But I've also seen people rummage through other people's unattended carts and remove choice bits for themselves. And about once a year, I will have a fellow thrifter actually get vocal with me because he or she never even noticed the item in the store before, but now is annoyed because I have it.

The last time I had this happen, I was at the Red, White and Blue. I had just found this nice pair of vintage gold-toned candlesticks. I had them in my hands and was finishing my perusal of housewares, when a man stopped me and said in an accusatory tone:

"Where did you get those?"

I was three feet from the shelf. I blinked confusedly. "Er, here... in the store... ?" (Was he a house detective? Were these somehow not for sale? What did I DO, Officer?! I planned to pay for 'em, sir! Honest! Don't send me up the river on a bum rap!")

But the man just scowled from the candlesticks to me and said, "I didn't see those when I went through!"


Clearly his eyesight was becoming my issue.

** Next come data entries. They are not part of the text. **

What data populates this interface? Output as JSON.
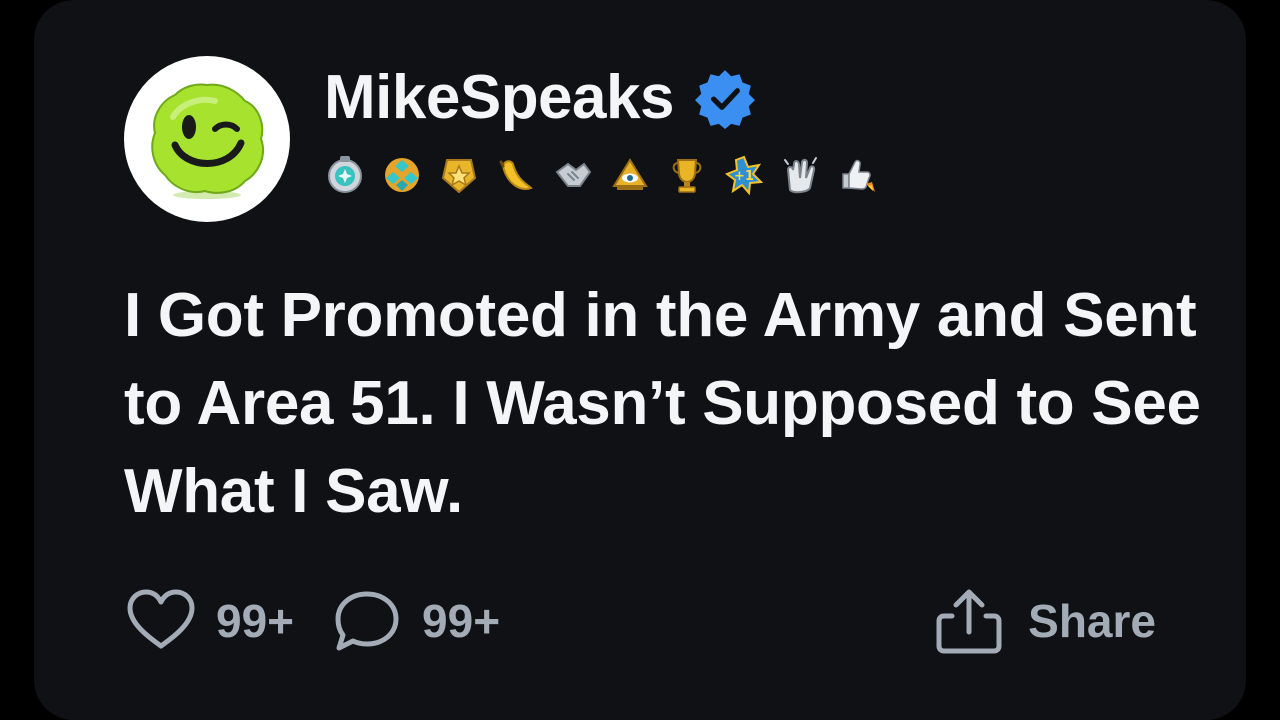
{
  "post": {
    "author": {
      "name": "MikeSpeaks",
      "verified": true,
      "avatar_icon": "winking-smiley-icon"
    },
    "badges": [
      "medal-icon",
      "gem-cluster-icon",
      "gold-star-icon",
      "banana-icon",
      "handshake-icon",
      "pyramid-eye-icon",
      "trophy-icon",
      "plus-one-icon",
      "clapping-hands-icon",
      "thumbs-up-rocket-icon"
    ],
    "title": "I Got Promoted in the Army and Sent to Area 51. I Wasn’t Supposed to See What I Saw.",
    "likes": "99+",
    "comments": "99+",
    "share_label": "Share"
  },
  "colors": {
    "background": "#000000",
    "card": "#0f1114",
    "text": "#f4f5f6",
    "muted": "#a3acb6",
    "verified_blue": "#3b8ff0",
    "avatar_green": "#9ddc2e"
  }
}
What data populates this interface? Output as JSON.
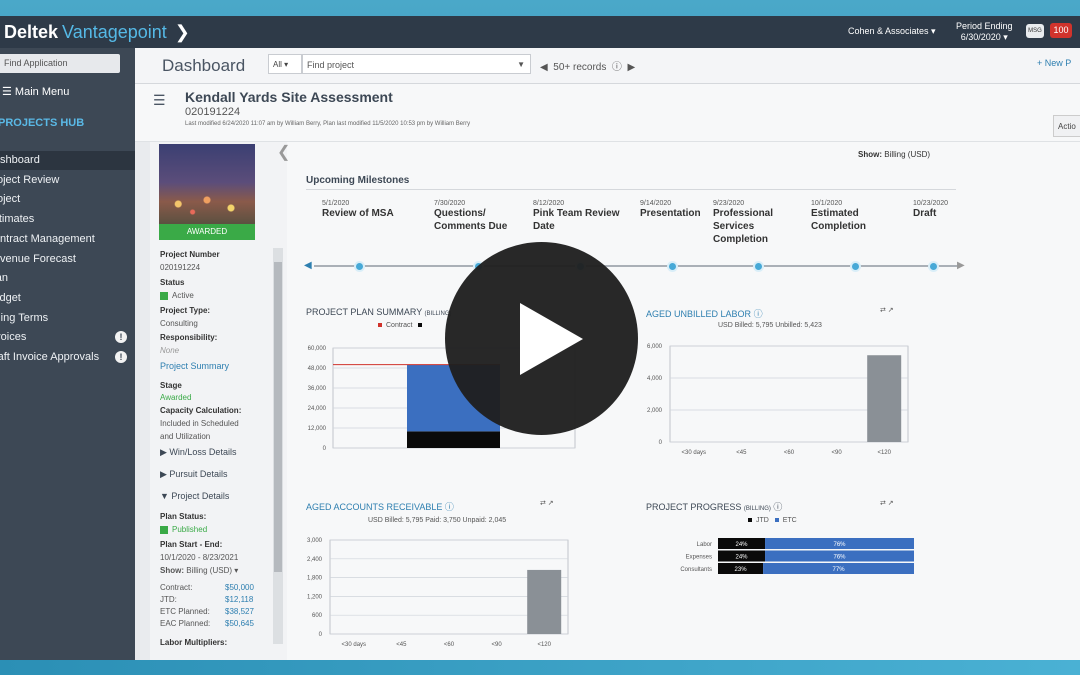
{
  "topbar": {
    "brand": "Deltek",
    "product": "Vantagepoint",
    "company": "Cohen & Associates ▾",
    "period_label": "Period Ending",
    "period_value": "6/30/2020 ▾",
    "msg_badge": "MSG",
    "notif_count": "100"
  },
  "sidebar": {
    "search_placeholder": "Find Application",
    "main_menu": "☰ Main Menu",
    "hub_title": "PROJECTS HUB",
    "items": [
      {
        "label": "Dashboard",
        "active": true
      },
      {
        "label": "Project Review"
      },
      {
        "label": "Project"
      },
      {
        "label": "Estimates"
      },
      {
        "label": "Contract Management"
      },
      {
        "label": "Revenue Forecast"
      },
      {
        "label": "Plan"
      },
      {
        "label": "Budget"
      },
      {
        "label": "Billing Terms"
      },
      {
        "label": "Invoices",
        "alert": true
      },
      {
        "label": "Draft Invoice Approvals",
        "alert": true
      }
    ]
  },
  "header": {
    "title": "Dashboard",
    "filter": "All ▾",
    "find_placeholder": "Find project",
    "records": "50+ records",
    "new": "+ New P"
  },
  "project": {
    "name": "Kendall Yards Site Assessment",
    "number": "020191224",
    "modified": "Last modified 6/24/2020 11:07 am by William Berry, Plan last modified 11/5/2020 10:53 pm by William Berry",
    "actions": "Actio"
  },
  "info": {
    "awarded": "AWARDED",
    "project_number_label": "Project Number",
    "project_number": "020191224",
    "status_label": "Status",
    "status": "Active",
    "type_label": "Project Type:",
    "type": "Consulting",
    "resp_label": "Responsibility:",
    "resp": "None",
    "summary_link": "Project Summary",
    "stage_label": "Stage",
    "stage": "Awarded",
    "capacity_label": "Capacity Calculation:",
    "capacity": "Included in Scheduled",
    "capacity2": "and Utilization",
    "winloss": "▶  Win/Loss Details",
    "pursuit": "▶  Pursuit Details",
    "projdetails": "▼  Project Details",
    "plan_status_label": "Plan Status:",
    "plan_status": "Published",
    "plan_dates_label": "Plan Start - End:",
    "plan_dates": "10/1/2020 - 8/23/2021",
    "show_label": "Show:",
    "show_value": "Billing (USD) ▾",
    "contract_label": "Contract:",
    "contract": "$50,000",
    "jtd_label": "JTD:",
    "jtd": "$12,118",
    "etc_label": "ETC Planned:",
    "etc": "$38,527",
    "eac_label": "EAC Planned:",
    "eac": "$50,645",
    "multipliers_label": "Labor Multipliers:"
  },
  "main": {
    "show_label": "Show:",
    "show_value": "Billing (USD)",
    "milestones_title": "Upcoming Milestones",
    "milestones": [
      {
        "date": "5/1/2020",
        "name": "Review of MSA"
      },
      {
        "date": "7/30/2020",
        "name": "Questions/ Comments Due"
      },
      {
        "date": "8/12/2020",
        "name": "Pink Team Review Date"
      },
      {
        "date": "9/14/2020",
        "name": "Presentation"
      },
      {
        "date": "9/23/2020",
        "name": "Professional Services Completion"
      },
      {
        "date": "10/1/2020",
        "name": "Estimated Completion"
      },
      {
        "date": "10/23/2020",
        "name": "Draft"
      }
    ]
  },
  "colors": {
    "accent": "#2e7fb0",
    "green": "#3aaa47",
    "bar_blue": "#3b6fc0",
    "bar_black": "#0a0a0a",
    "bar_gray": "#8a9096",
    "contract_red": "#d0332c"
  },
  "chart_data": [
    {
      "type": "bar",
      "title": "PROJECT PLAN SUMMARY",
      "title_suffix": "(BILLING)",
      "legend": [
        "Contract"
      ],
      "categories": [
        ""
      ],
      "ylim": [
        0,
        60000
      ],
      "yticks": [
        "60,000",
        "48,000",
        "36,000",
        "24,000",
        "12,000",
        "0"
      ],
      "contract": 50000,
      "series": [
        {
          "name": "Contract",
          "values": [
            0
          ]
        },
        {
          "values": [
            10000
          ]
        },
        {
          "values": [
            40000
          ]
        }
      ]
    },
    {
      "type": "bar",
      "title": "AGED UNBILLED LABOR",
      "subtitle": "USD   Billed: 5,795   Unbilled: 5,423",
      "categories": [
        "<30 days",
        "<45",
        "<60",
        "<90",
        "<120"
      ],
      "values": [
        0,
        0,
        0,
        0,
        5423
      ],
      "ylim": [
        0,
        6000
      ],
      "yticks": [
        "6,000",
        "4,000",
        "2,000",
        "0"
      ]
    },
    {
      "type": "bar",
      "title": "AGED ACCOUNTS RECEIVABLE",
      "subtitle": "USD   Billed: 5,795   Paid: 3,750   Unpaid: 2,045",
      "categories": [
        "<30 days",
        "<45",
        "<60",
        "<90",
        "<120"
      ],
      "values": [
        0,
        0,
        0,
        0,
        2045
      ],
      "ylim": [
        0,
        3000
      ],
      "yticks": [
        "3,000",
        "2,400",
        "1,800",
        "1,200",
        "600",
        "0"
      ]
    },
    {
      "type": "bar",
      "title": "PROJECT PROGRESS",
      "title_suffix": "(BILLING)",
      "legend": [
        "JTD",
        "ETC"
      ],
      "categories": [
        "Labor",
        "Expenses",
        "Consultants"
      ],
      "series": [
        {
          "name": "JTD",
          "values": [
            24,
            24,
            23
          ]
        },
        {
          "name": "ETC",
          "values": [
            76,
            76,
            77
          ]
        }
      ],
      "labels": [
        [
          "24%",
          "76%"
        ],
        [
          "24%",
          "76%"
        ],
        [
          "23%",
          "77%"
        ]
      ]
    }
  ],
  "play_icon": "play-button"
}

Realizing he was just a somewhat over-passionate shopper and not some angry store security guard, I smiled politely and gave him a shucks-sir-them's-the-breaks kind of shrug. Most people openly acknowledge that thrift shopping is based on the highly sophisticated principle of First-come Finder's Keepers. I figured that was the end of it.

But the man was noticeably more annoyed: "And I was looking for brass!"

And here's me again, pretty sure they were gold-plated white metal but afraid to say so now, because this gentleman wasn't exactly proving himself to be Captain Rational.

I was starting to get just a LITTLE BIT WORRIED.

Also, I still really wanted the candlesticks.

So I tried to be upbeat. "Ah! Well, there's sure a lot of good stuff here today! So, er... I hope you find something really great!"

But now the man was reaching to take the candlesticks from my hand: "Can I see those?"

This was more surprising than the accusatory tone. "Well, sure, I guess, uh..." Me, stammering, looking around thinking, 'Help? Is anyone else seeing this unconscionable breach of inter-shopper protocol?'

In a last-stitch effort to keep my little find, I added, "...Er, as long as I get them back, of course."

I did get them back, by the way. And then the guy just went off grumbling about how they were good candlesticks and he'd been looking for brass.

Maybe he had mental problems. Maybe he'd been one of those kids who Doesn't Play Well With Others. Maybe it was a rough week for him selling on Ebay, I don't know.

At least he wasn't waiting outside in the parking lot for me.

The point is, thrift shops have their own unique culture. So if you're new to thrifting, don't be scared off. Just be polite, expect to meed the occasional interesting character, keep your treasures close, hone your decision making skills, and have fun.

And if, in your thrifting delight, ancient hunting-and-gathering instincts begin to overwhelm you? Please keep your hands to yourself, okay?...

People are trying to shop here.